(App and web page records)
*** Begin section ***
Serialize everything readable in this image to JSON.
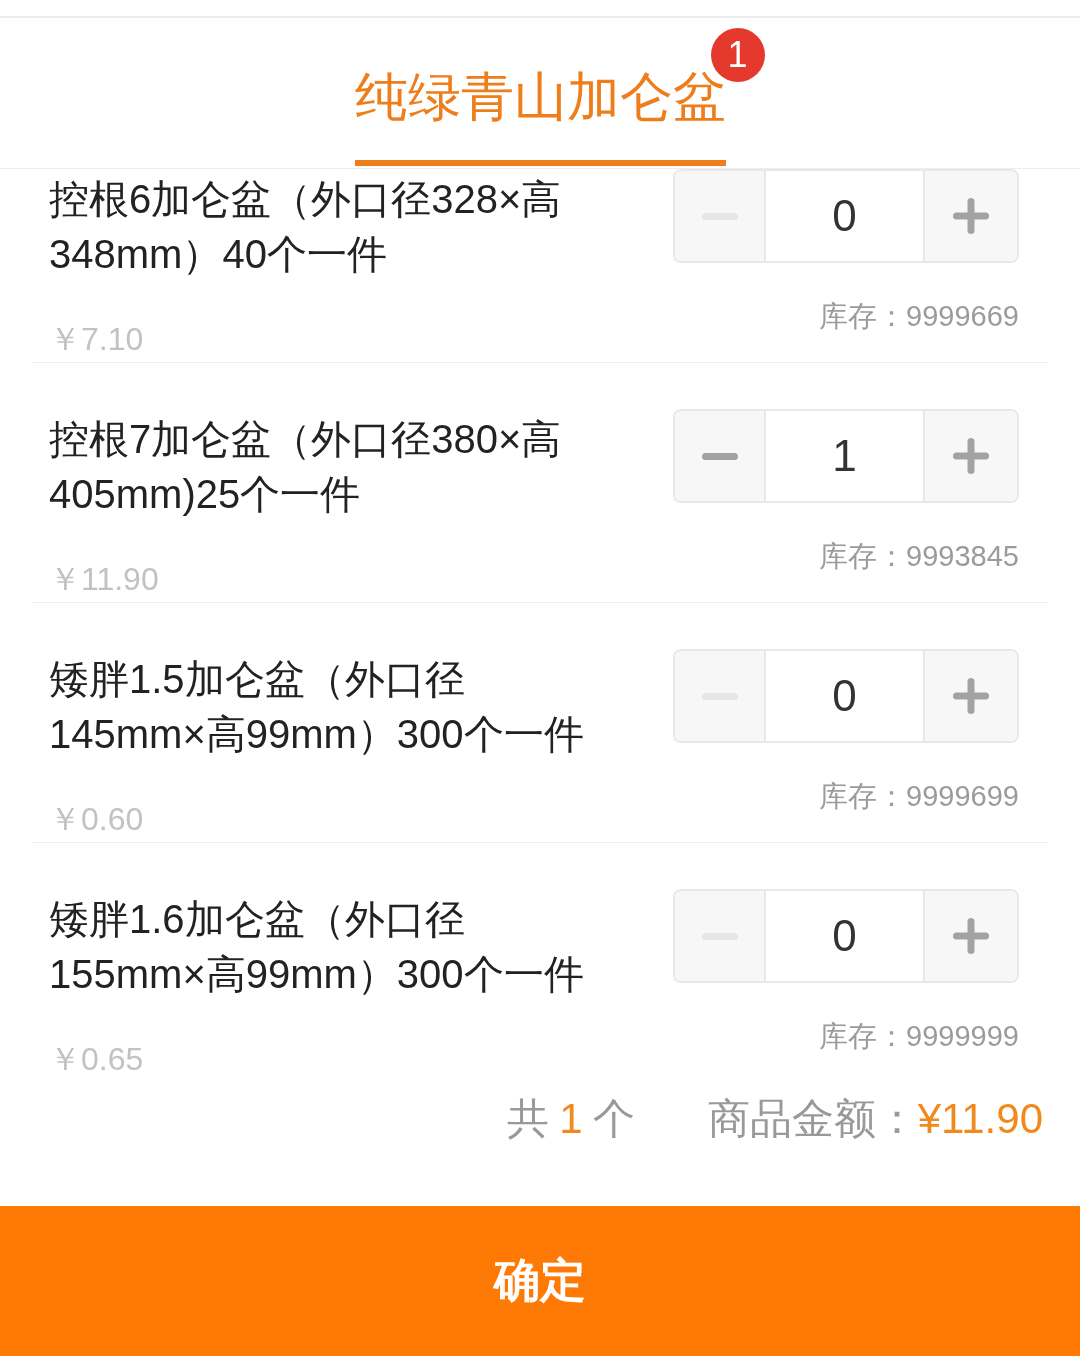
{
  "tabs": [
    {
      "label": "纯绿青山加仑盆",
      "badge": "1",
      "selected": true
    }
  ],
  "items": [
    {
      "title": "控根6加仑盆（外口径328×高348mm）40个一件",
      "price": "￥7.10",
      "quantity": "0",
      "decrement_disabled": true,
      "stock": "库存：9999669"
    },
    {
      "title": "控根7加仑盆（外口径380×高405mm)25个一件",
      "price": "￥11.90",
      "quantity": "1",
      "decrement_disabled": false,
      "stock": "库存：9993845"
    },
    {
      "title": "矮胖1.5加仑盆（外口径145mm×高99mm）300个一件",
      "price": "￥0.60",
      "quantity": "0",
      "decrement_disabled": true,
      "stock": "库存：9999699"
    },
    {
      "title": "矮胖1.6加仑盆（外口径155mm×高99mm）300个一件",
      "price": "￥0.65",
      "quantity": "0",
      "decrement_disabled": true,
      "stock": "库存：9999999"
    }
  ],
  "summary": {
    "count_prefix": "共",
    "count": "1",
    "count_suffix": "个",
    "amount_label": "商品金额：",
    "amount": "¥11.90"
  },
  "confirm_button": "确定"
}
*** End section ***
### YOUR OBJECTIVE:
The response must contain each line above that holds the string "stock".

### ANSWER:
      "stock": "库存：9999669"
      "stock": "库存：9993845"
      "stock": "库存：9999699"
      "stock": "库存：9999999"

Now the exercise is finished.